* WHAT TO WORK ON
Using the entries that follow, collect the lines where the word "JSON" appears.

────────────────────

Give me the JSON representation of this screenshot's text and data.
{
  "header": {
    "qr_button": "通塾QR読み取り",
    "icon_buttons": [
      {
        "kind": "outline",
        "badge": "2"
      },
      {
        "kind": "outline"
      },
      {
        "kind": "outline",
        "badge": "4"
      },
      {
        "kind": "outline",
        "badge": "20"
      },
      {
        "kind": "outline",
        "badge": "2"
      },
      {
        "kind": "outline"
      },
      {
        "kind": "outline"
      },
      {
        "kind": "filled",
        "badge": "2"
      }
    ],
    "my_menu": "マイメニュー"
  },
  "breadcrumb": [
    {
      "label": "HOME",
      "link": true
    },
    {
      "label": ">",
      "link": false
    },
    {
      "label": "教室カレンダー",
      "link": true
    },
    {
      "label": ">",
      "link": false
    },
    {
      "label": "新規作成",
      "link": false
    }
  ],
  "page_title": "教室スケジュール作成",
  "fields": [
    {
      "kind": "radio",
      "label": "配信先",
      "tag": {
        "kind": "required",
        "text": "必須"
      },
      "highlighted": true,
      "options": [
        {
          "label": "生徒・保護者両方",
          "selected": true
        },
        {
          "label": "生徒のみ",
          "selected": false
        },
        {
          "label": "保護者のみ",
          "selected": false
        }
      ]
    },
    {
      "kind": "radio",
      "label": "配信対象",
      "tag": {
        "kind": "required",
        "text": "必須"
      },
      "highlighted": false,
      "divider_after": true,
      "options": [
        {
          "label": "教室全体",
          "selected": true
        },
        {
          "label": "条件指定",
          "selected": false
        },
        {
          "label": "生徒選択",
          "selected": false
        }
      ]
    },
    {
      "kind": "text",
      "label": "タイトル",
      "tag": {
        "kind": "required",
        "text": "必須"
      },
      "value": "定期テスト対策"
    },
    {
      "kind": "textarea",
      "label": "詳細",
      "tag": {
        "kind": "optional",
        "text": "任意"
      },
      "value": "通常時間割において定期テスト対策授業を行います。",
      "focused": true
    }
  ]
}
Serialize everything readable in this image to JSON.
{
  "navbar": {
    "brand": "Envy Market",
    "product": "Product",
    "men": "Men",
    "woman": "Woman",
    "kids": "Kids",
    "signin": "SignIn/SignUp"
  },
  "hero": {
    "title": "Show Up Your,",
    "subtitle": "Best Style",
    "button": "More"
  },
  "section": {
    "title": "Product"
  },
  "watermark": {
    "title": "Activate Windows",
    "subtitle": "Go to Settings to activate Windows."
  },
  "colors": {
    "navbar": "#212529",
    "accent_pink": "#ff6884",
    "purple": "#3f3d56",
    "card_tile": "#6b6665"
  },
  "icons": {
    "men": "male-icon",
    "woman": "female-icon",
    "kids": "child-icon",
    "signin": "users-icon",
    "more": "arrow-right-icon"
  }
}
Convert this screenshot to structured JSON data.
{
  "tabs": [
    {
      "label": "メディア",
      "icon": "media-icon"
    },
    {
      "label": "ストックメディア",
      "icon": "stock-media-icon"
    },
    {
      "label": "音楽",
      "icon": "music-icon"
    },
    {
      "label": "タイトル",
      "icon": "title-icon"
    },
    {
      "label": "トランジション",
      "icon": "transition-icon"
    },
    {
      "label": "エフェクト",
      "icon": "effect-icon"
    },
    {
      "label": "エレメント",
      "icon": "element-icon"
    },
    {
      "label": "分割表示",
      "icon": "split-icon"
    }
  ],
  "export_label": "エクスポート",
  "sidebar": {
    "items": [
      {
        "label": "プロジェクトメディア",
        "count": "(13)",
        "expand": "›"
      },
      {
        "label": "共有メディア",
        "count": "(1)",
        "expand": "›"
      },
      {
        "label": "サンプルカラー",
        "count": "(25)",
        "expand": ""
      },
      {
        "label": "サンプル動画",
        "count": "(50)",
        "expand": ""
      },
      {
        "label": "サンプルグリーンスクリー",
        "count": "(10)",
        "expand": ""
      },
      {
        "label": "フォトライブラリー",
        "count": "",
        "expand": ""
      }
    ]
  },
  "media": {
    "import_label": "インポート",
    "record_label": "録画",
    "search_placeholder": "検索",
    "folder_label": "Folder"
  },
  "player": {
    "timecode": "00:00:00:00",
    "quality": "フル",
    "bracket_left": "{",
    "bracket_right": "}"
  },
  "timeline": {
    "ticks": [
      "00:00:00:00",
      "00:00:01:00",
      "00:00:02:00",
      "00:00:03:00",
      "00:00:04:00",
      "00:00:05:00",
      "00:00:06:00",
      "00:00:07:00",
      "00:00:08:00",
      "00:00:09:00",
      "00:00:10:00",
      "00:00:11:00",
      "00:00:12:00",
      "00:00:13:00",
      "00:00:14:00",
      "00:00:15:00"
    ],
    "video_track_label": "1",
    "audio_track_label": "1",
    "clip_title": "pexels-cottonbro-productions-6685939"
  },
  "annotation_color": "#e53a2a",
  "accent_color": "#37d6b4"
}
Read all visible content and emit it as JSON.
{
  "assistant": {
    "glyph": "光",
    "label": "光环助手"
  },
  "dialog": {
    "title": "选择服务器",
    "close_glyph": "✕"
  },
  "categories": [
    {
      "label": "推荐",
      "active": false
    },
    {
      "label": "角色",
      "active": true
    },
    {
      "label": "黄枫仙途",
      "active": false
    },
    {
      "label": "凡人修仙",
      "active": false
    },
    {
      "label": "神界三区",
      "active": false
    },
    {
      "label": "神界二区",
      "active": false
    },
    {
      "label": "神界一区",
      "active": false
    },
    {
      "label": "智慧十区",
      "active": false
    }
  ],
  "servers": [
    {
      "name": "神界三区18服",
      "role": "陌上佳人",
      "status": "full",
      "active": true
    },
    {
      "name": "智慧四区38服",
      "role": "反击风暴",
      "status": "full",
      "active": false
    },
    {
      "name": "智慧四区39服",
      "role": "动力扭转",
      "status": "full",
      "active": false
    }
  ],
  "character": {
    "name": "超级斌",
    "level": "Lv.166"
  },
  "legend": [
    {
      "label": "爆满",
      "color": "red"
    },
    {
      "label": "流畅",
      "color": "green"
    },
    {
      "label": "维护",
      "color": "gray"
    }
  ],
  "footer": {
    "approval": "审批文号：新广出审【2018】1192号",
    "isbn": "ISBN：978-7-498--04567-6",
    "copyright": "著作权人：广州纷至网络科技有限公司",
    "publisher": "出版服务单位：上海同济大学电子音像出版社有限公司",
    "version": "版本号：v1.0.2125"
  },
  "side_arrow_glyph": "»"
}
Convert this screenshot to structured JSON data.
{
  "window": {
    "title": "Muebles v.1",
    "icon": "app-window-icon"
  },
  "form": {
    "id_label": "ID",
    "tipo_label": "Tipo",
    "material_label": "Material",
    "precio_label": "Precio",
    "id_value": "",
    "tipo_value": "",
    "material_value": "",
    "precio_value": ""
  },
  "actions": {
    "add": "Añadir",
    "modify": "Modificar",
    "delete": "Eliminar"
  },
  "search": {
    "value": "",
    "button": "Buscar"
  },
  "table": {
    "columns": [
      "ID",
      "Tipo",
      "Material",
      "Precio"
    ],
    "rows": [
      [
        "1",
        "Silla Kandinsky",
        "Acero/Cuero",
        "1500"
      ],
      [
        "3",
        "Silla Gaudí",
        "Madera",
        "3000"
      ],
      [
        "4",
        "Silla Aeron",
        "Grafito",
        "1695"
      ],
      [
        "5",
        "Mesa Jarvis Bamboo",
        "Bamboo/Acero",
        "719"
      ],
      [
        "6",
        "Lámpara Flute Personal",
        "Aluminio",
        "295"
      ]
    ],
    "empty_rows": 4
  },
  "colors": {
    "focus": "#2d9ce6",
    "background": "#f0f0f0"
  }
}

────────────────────

* RESPONSE
Give me the JSON representation of this screenshot's text and data.
Serialize everything readable in this image to JSON.
Convert this screenshot to structured JSON data.
Read all visible content and emit it as JSON.
Convert this screenshot to structured JSON data.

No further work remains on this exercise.